Content starts

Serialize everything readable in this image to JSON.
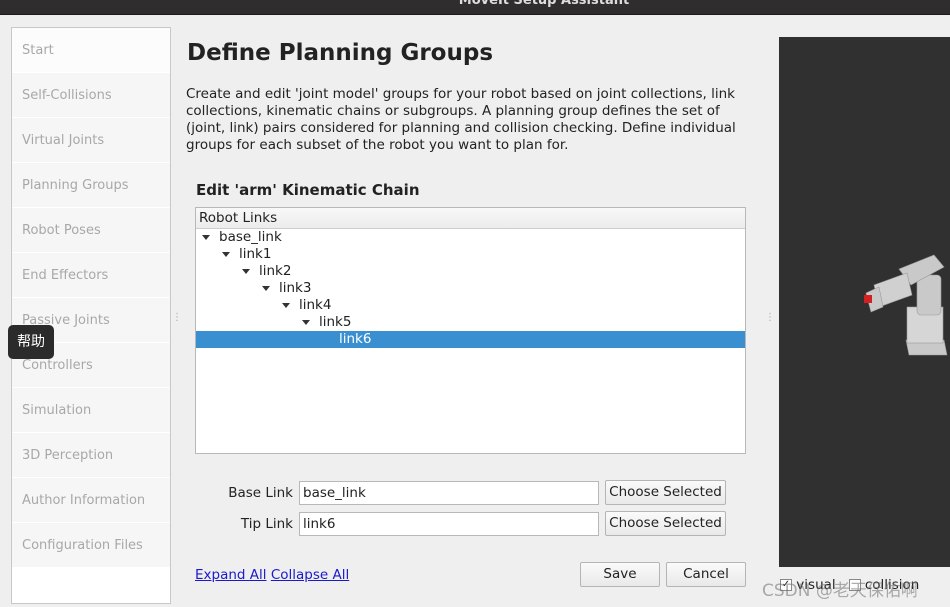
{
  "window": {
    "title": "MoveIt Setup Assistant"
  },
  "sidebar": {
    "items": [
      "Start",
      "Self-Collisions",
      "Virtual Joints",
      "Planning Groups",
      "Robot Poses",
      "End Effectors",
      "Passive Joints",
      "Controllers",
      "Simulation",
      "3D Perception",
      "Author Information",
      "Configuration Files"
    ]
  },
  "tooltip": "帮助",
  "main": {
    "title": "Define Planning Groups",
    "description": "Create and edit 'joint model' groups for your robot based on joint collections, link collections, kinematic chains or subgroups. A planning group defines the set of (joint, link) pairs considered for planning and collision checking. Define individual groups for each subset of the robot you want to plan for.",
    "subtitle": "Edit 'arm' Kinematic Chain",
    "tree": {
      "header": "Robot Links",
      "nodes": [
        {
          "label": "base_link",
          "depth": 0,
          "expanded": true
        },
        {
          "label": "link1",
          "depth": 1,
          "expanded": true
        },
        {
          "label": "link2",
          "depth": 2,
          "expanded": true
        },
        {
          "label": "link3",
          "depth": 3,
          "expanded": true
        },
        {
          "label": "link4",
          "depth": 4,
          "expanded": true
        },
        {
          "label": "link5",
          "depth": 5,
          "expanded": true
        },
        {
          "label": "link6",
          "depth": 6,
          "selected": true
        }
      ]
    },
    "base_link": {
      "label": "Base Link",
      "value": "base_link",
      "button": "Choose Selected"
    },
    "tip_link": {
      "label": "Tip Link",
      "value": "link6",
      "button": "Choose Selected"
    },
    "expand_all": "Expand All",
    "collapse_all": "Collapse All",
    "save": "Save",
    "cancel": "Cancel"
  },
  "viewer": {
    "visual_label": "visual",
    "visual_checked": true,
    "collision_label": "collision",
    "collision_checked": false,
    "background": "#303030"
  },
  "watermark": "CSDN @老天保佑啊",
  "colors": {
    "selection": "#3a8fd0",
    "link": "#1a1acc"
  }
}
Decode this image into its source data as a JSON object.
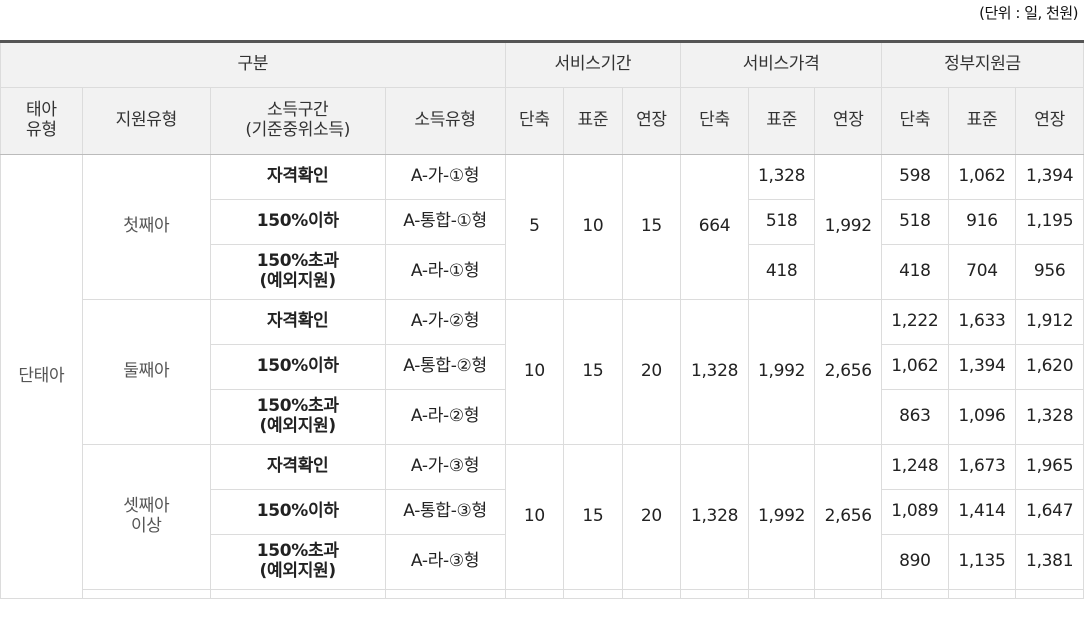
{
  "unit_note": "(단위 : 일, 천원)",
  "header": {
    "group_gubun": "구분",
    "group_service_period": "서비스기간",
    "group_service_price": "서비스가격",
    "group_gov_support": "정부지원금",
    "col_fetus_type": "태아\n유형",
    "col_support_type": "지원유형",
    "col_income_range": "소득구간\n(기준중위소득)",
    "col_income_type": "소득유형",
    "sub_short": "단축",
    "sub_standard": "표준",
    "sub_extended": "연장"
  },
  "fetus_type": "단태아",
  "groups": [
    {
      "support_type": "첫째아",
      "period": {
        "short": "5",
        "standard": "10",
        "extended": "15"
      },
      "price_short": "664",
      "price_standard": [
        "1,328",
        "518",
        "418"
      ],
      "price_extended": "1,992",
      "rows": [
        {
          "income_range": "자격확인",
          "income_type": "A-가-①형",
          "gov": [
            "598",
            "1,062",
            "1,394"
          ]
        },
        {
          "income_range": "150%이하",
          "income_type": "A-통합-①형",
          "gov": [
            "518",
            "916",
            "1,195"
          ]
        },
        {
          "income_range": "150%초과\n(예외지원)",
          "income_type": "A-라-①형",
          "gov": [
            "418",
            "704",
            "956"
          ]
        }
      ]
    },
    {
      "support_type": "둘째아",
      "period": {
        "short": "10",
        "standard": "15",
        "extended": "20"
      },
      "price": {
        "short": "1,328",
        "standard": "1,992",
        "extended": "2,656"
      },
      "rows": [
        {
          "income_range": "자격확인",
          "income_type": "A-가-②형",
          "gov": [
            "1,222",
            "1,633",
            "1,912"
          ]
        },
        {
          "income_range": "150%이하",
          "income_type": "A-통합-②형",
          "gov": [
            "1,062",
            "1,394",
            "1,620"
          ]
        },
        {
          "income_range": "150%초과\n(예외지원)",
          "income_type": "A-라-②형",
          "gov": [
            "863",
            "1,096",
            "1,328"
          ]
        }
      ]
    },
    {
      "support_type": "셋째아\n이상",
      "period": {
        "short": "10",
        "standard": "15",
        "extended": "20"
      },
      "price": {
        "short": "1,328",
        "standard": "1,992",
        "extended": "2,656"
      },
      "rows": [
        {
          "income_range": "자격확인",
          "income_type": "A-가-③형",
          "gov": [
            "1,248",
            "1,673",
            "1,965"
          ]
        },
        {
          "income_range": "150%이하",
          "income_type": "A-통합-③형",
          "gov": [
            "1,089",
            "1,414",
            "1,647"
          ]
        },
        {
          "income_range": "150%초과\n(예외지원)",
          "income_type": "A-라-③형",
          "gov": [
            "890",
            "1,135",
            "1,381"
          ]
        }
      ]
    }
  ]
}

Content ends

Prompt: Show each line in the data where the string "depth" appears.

Exercise output:
          "depth": 0,
          "depth": 1,
          "depth": 2,
          "depth": 3,
          "depth": 4,
          "depth": 5,
          "depth": 6,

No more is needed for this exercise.